Hong Kong pro-democracy protesters fought intense battles with riot police on a university campus and paralysed the city’s upmarket business district Tuesday, extending one of the most violent stretches of unrest seen in more than five months of political chaos. The confrontations followed a particularly brutal day on Monday, when police shot a protester and a man was set on fire, prompting calls from western powers for compromise but further fury in China against any challenge to its rule.
The city’s universities emerged as a new flashpoint throughout Tuesday with sustained clashes at major campuses for the first time. The epicentre was the Chinese University of Hong Kong where the usually placid hillside grounds were turned into a battlefield. Police fired repeated volleys of tear gas and rubber bullets at hundreds of protesters who had built barricades ending an hours-long stand-off between the two sides. Protesters responded with bricks and petrol bombs, while a vehicle used in a barricade was set alight.
After a brief hiatus in which faculty staff tried to mediate, new clashes broke in the evening with flames lighting up the night sky and fresh rounds of tear gas whizzing through the air. Police used a water cannon truck in an attempt to dislodge protesters but they remained behind their makeshift shield walls. There were smaller clashes on at least three other university campuses throughout the day.
After months of largely confining their most disruptive protests to the weekends, online groups used by protesters have been pushing new tactics targeting the working week. For the last two days flashmob protesters have blocked roads during the morning rush hour, thrown objects onto rail tracks and held up subway trains, sparking transport chaos throughout the city.
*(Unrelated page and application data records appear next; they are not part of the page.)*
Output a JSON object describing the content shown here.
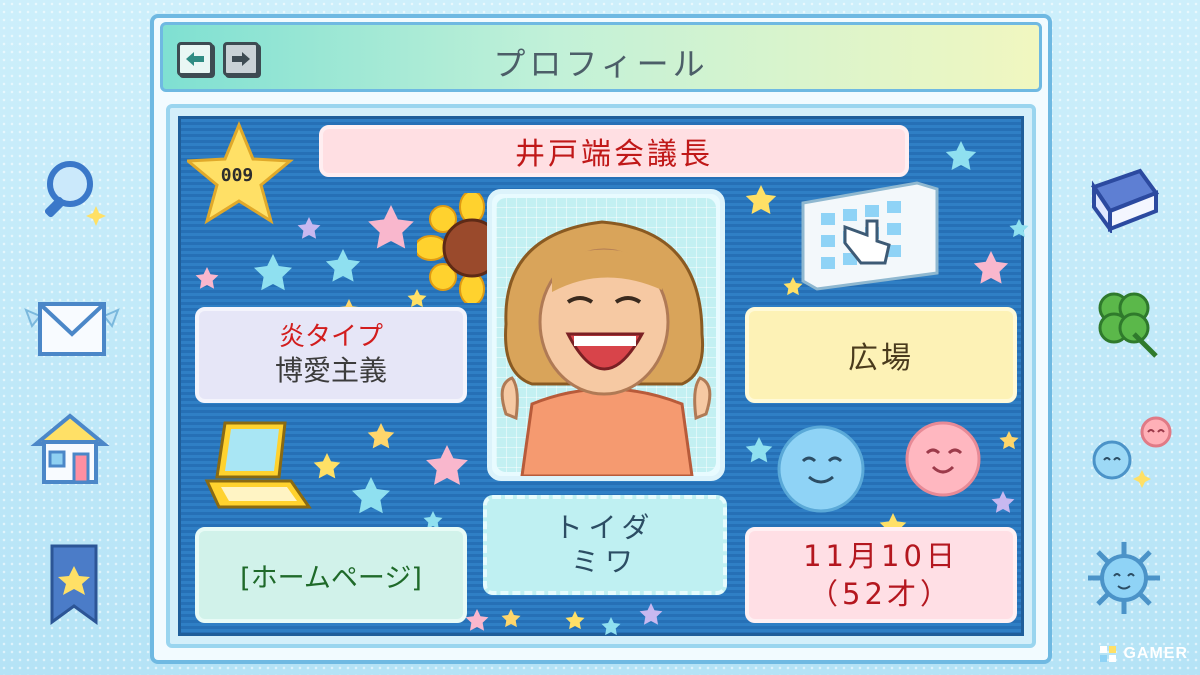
{
  "window": {
    "title": "プロフィール",
    "nav": {
      "back_icon": "arrow-left-icon",
      "forward_icon": "arrow-right-icon"
    }
  },
  "profile": {
    "number": "009",
    "name": "井戸端会議長",
    "type_label": "炎タイプ",
    "type_value": "博愛主義",
    "place": "広場",
    "homepage": "[ホームページ]",
    "kana_line1": "トイダ",
    "kana_line2": "ミワ",
    "birthday": "11月10日",
    "age": "（52才）"
  },
  "side_menu": {
    "left": [
      "search-icon",
      "mail-icon",
      "home-icon",
      "bookmark-icon"
    ],
    "right": [
      "book-icon",
      "clover-icon",
      "friends-icon",
      "virus-icon"
    ]
  },
  "watermark": {
    "text": "GAMER"
  },
  "colors": {
    "panel_blue": "#2f7fc5",
    "name_red": "#c01818",
    "accent_teal": "#7fe0d2",
    "star_yellow": "#ffe066"
  }
}
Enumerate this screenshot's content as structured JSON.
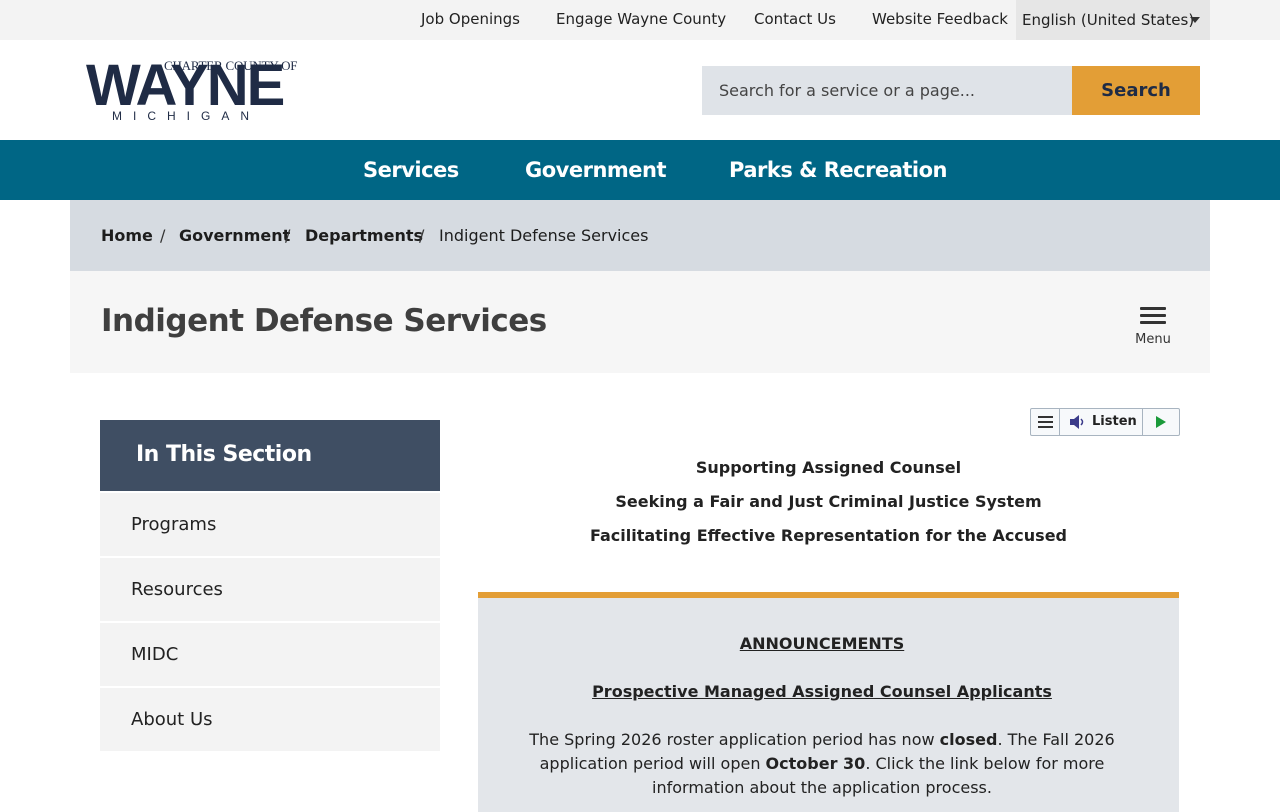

In Central, a district that is home to many blue-chip international firms and luxury shops, thousands of office workers occupied roads for hours on Tuesday chanting: “Fight for freedom, stand with Hong Kong!”. Hundreds of hardcore protesters threw bricks and other objects before retreating when riot police fired tear gas in the shadows of high-end stores.
But the streets filled with protesters once more as people left work for the evening, prompting police to carry out another dispersal operation with tear gas. The scenes in Central were a vivid illustration of how ordinary people are continuing to back the pro-democracy movement—even as the radicals adopt more violent tactics. Authorities have offered repeated condemnation but been unable or unwilling to find a solution to the crisis.
“Hong Kong’s rule of law has been pushed to the brink of total collapse,” police spokesman Kong Wing-cheung told a press conference on Tuesday as he defended the force against seething public anger. China has ruled Hong Kong under a “one country, two systems” framework, which allows the city greater freedoms than on the mainland, since its handover from the British in 1997.
The protest movement has been fuelled by Beijing’s tightening control over Hong Kong. Protesters are demanding a right to freely elect their leaders, as well as an independent inquiry in what they see as police brutality. But China has steadfastly refused to give any concessions to the protesters, and instead warned of even tougher security measures.
Beijing has repeatedly signalled that it would be prepared to send mainland security forces into Hong Kong. Chinese state media on Tuesday again raised the spectre of the People’s Liberation Army being deployed to end the crisis. The warnings were in response to Monday’s violence, in which a man was doused with a flammable liquid and set ablaze by a masked assailant following an argument with pro-democracy protesters.
Chinese authorities, as well as state-run media, have said the attack was an example of protesters’ violent tactics, although the assailant has not been arrested and his identity remains unknown. “This kind of hair-raising behaviour has caused terror and anxiety among the broader Hong Kong public,” foreign ministry spokesman Geng Shuang told reporters in Beijing.
“We condemn violence on all sides, extend our sympathies to victims of violence regardless of their political inclinations, and call for all parties—police and protesters—to exercise restraint,” US State Department spokeswoman Morgan Ortagus said in a statement. They were reacting in fury to a police officer shooting a 21-year-old protester on Monday morning, with that incident broadcast live on Facebook by a bystander.
Both the man set alight and the shot protester remained in critical condition on Tuesday, hospital authorities said. Tensions had initially spiked following the death last week of a young man who fell from a multi-storey car park during clashes with police. He was the first student to die in the five months of protests, and protests over the weekend then escalated at the start of the working week.